[Source records]

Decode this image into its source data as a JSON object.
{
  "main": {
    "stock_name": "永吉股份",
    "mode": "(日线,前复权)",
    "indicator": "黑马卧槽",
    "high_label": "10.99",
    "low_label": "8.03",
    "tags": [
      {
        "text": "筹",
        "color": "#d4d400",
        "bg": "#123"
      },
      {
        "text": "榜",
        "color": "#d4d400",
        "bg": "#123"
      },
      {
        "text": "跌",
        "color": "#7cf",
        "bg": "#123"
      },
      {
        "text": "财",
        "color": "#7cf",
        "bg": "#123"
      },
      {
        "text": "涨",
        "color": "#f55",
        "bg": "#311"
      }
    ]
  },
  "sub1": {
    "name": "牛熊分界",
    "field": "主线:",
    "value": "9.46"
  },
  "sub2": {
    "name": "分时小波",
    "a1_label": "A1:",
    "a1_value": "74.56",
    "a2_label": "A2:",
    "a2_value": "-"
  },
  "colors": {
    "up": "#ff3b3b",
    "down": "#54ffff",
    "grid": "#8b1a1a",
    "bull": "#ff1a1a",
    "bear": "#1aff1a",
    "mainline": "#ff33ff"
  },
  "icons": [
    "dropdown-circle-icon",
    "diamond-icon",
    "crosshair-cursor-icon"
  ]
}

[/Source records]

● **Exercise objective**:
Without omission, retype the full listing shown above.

● **Task response**:
Decode this image into its source data as a JSON object.
{
  "main": {
    "stock_name": "永吉股份",
    "mode": "(日线,前复权)",
    "indicator": "黑马卧槽",
    "high_label": "10.99",
    "low_label": "8.03",
    "tags": [
      {
        "text": "筹",
        "color": "#d4d400",
        "bg": "#123"
      },
      {
        "text": "榜",
        "color": "#d4d400",
        "bg": "#123"
      },
      {
        "text": "跌",
        "color": "#7cf",
        "bg": "#123"
      },
      {
        "text": "财",
        "color": "#7cf",
        "bg": "#123"
      },
      {
        "text": "涨",
        "color": "#f55",
        "bg": "#311"
      }
    ]
  },
  "sub1": {
    "name": "牛熊分界",
    "field": "主线:",
    "value": "9.46"
  },
  "sub2": {
    "name": "分时小波",
    "a1_label": "A1:",
    "a1_value": "74.56",
    "a2_label": "A2:",
    "a2_value": "-"
  },
  "colors": {
    "up": "#ff3b3b",
    "down": "#54ffff",
    "grid": "#8b1a1a",
    "bull": "#ff1a1a",
    "bear": "#1aff1a",
    "mainline": "#ff33ff"
  },
  "icons": [
    "dropdown-circle-icon",
    "diamond-icon",
    "crosshair-cursor-icon"
  ]
}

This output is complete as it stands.